I don’t Know What I Want
Some people have found that using the “Why is that. Most of the clients I have worked within my professional life as a therapist has wanted change. But for many of them, they were constantly frustrated because they didn’t know what the change was that they were looking for. They didn’t know what they wanted – they just knew they wanted something better.
This can be a massive issue for people who pass from year to year without any sense of direction. They go around and around in circles in their minds, trying to find the answer. I have had clients in tears of frustration because they just can’t decide what they want. Some people go through their entire lives in this miserable state.
I have come to realize that there can be different reasons why people find themselves in this situation. The first reason is being overwhelmed. This happens when so many need fixing in someone’s life that they are mind-blown about where to start and end up taking no action at all. They are bewildered about what to prioritize. Imagine having multiple fires burning in your life, but having only one bucket of water. Which fire should you put out? What about the rest?

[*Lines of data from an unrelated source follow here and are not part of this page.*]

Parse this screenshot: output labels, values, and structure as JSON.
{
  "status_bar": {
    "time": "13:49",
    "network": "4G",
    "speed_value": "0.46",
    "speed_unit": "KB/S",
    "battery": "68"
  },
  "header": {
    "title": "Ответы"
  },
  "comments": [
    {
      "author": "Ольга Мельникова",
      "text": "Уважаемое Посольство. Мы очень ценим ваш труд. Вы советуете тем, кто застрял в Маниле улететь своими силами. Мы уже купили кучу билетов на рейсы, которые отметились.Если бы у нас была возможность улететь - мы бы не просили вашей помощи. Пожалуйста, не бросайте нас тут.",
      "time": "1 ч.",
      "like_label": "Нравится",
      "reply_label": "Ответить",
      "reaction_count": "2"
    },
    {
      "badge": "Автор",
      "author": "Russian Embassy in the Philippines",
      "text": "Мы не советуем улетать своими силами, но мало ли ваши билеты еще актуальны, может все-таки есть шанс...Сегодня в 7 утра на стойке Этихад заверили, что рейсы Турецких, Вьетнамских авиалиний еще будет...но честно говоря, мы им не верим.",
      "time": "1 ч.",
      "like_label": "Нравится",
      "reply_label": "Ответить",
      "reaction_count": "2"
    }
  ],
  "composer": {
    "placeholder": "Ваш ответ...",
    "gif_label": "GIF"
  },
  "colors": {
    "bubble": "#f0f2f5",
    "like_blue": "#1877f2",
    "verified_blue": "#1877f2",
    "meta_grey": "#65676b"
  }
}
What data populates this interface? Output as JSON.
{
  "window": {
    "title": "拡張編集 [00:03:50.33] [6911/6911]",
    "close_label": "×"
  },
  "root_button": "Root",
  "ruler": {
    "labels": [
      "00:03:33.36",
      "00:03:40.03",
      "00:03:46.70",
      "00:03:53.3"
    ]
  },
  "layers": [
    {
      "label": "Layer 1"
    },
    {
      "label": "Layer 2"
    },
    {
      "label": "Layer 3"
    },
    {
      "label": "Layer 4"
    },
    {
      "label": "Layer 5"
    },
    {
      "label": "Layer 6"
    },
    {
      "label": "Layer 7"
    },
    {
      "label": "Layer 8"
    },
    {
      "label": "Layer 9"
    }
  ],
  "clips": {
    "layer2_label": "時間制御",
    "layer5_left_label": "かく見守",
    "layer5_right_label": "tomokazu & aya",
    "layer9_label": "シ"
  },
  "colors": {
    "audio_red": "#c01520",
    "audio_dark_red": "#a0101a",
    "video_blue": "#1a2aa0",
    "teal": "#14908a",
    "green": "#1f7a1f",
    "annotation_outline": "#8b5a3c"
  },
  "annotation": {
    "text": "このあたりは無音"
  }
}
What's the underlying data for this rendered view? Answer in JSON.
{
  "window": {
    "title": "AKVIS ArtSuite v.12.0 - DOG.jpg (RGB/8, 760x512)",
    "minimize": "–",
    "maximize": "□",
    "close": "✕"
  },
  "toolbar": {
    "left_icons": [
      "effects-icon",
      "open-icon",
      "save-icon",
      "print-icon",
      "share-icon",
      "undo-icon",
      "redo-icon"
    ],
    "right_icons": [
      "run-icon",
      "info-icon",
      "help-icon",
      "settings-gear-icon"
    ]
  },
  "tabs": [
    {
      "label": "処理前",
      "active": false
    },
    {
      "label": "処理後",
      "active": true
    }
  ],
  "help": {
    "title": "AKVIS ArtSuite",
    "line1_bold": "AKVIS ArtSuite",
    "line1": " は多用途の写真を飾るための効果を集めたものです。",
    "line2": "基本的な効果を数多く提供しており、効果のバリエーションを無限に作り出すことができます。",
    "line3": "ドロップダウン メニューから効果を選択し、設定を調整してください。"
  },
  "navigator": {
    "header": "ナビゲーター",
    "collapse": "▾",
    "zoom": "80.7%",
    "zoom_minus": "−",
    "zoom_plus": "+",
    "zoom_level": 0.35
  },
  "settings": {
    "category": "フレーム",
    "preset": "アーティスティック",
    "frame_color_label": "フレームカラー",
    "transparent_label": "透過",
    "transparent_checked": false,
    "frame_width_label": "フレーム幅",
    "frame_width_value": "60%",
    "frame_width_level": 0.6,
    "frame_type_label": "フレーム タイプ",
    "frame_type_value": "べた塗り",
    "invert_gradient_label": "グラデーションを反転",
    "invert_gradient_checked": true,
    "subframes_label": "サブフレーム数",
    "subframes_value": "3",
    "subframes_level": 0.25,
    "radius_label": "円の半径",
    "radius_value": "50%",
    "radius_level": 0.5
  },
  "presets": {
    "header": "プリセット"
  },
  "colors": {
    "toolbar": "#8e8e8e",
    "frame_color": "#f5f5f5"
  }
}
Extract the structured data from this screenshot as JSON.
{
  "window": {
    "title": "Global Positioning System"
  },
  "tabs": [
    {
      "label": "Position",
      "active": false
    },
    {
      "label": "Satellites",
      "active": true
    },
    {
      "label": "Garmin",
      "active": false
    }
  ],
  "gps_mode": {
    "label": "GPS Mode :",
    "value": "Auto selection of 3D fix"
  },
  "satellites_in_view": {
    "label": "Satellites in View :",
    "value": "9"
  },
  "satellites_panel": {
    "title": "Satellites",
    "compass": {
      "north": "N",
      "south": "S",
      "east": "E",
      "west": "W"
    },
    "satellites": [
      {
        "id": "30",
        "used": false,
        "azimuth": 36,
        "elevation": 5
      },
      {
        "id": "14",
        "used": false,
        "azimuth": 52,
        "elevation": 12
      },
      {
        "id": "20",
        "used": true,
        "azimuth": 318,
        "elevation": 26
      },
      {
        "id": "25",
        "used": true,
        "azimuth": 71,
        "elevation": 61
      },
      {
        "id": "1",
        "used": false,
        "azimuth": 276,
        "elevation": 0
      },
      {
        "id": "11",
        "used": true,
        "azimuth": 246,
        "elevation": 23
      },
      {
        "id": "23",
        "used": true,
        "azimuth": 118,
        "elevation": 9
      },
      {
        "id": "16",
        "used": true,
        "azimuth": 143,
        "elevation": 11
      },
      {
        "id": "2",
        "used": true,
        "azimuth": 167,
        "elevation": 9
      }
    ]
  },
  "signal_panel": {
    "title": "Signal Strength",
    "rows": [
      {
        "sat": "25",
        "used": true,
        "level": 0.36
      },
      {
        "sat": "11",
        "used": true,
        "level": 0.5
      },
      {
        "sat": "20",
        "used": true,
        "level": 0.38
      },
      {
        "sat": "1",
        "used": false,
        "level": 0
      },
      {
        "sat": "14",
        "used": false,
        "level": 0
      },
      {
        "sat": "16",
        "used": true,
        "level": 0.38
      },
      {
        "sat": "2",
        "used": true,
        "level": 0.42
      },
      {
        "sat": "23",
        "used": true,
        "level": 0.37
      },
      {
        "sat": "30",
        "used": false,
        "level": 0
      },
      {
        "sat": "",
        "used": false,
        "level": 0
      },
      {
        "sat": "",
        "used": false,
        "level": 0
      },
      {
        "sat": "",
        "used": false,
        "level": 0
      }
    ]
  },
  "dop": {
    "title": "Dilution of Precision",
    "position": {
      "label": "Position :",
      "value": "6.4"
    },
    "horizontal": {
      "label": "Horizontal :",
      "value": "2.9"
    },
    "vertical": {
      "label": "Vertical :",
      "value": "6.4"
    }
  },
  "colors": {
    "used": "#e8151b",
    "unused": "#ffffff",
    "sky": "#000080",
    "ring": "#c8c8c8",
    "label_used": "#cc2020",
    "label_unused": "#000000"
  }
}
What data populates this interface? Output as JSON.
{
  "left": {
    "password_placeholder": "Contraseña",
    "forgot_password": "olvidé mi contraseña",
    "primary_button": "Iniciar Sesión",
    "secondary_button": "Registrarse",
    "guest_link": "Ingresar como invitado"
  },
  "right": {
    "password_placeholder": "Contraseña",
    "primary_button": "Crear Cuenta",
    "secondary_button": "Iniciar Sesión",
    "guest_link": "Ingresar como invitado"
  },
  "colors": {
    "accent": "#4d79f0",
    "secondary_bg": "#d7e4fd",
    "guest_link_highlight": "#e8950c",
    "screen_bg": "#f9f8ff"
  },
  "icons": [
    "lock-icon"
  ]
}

I’ve found this is usually the case with people I have counseled for self-destructive behavior. Let’s take excessive gambling as an example. They learn to stop the compulsion to gamble, but then find that they have to get on with dealing with the trouble the gambling had caused, like debts, broken relationships, lost housing, and ruptured careers. These clients often find they are frozen by indecision. They have ended their self-destructive behavior, but they still have multiple fires burning in their lives.
Another situation might be where a client has already achieved a goal, and this has left them directionless. A common situation I have encountered, for example, is where someone has worked for years for retirement. This goal has kept them motivated and given their life meaning.
Then the golden day comes when they can retire,
For a few weeks or months, it’s wonderful they can do what they lace. But then they realize that they need a goal once more, but simply can’t decide what. In the past, they didn’t have to think about it. The goal was clear retirement. Now they can’t find anything which gives them that same compelling drive, and they miss that.
Other clients I have worked with have had their lives turned upside down by a sudden change in circumstances, such as unemployment, or relationship break-up, or a medical condition that has meant the person can no longer do what they used to. It leaves them feeling directionless and lost.
If you are one of those people waiting for that magical day when the clouds part and your true meaning is revealed to you like a blinding beam of sunlight, you might wait a long time. You might die waiting.
But there is a fix. In this chapter, I shall explain some different strategies that I have seen work for many clients. Take a look at these and see if there is one that can help you in your life.
For instance, if you are on a diet and your feet are walking towards a pizza restaurant, are you about to step off your Path? If you have decided to stay out of the life of an ex-partner, why are your feet walking down the street where he lives? When you have resolved to go for a run every morning and your feet are still in bed 20 minutes after the alarm went off, are you still on your Path? Have you resolved to have a booze-free month, why are your feet walking down the alcohol aisle at the supermarket?
You should decide before you start on your Path, whether it is appropriate to take rest days, and if so, when. If you are following a fitness program, then rest days are usually part of the program. If your target is work or study-related, then having days off would be healthy.
I am giving myself weekends off from writing this article to keep my mind fresh, so I only do my Daily Action on weekdays. But if you are on a diet, you should decide whether you are going for it 100% or if you will have days off, and you need to do this in advance; otherwise, you might be dishonest with yourself about your motives.